# [Problem details]
The answer is the set of lines that include "Footwear", copied from the data below.

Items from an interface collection

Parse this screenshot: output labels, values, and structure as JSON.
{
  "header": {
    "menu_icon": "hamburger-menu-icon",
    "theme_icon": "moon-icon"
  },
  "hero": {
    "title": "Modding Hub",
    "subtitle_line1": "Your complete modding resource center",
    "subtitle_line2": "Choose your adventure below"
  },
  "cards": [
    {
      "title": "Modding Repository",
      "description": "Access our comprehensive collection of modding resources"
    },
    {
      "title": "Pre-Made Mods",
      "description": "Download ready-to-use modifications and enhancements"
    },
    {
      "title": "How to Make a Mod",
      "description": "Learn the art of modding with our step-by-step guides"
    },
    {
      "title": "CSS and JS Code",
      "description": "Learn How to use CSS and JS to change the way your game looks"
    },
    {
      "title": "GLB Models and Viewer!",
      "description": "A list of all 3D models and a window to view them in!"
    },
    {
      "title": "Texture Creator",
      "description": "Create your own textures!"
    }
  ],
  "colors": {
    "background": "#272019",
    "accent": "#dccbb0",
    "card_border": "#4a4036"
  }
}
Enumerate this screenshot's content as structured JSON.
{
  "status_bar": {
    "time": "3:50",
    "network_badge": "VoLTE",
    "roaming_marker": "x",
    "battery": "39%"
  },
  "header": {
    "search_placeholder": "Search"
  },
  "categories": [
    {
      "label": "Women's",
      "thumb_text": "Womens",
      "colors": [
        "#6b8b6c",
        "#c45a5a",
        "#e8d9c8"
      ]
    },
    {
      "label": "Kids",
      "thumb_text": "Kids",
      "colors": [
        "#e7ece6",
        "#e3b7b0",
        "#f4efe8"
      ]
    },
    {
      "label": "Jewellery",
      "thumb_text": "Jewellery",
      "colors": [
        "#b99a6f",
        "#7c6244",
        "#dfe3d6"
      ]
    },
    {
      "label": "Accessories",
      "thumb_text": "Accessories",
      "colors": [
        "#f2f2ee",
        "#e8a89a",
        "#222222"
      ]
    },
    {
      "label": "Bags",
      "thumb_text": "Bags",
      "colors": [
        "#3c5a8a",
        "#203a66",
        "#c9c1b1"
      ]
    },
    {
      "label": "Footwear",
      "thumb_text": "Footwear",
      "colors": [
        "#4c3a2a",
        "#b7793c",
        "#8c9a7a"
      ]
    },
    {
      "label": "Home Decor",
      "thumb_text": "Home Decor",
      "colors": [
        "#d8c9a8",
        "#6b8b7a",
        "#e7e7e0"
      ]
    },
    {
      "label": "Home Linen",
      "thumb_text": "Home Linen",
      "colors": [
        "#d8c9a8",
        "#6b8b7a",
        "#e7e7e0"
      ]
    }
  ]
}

# [Finished exercise]
      "label": "Footwear",
      "thumb_text": "Footwear",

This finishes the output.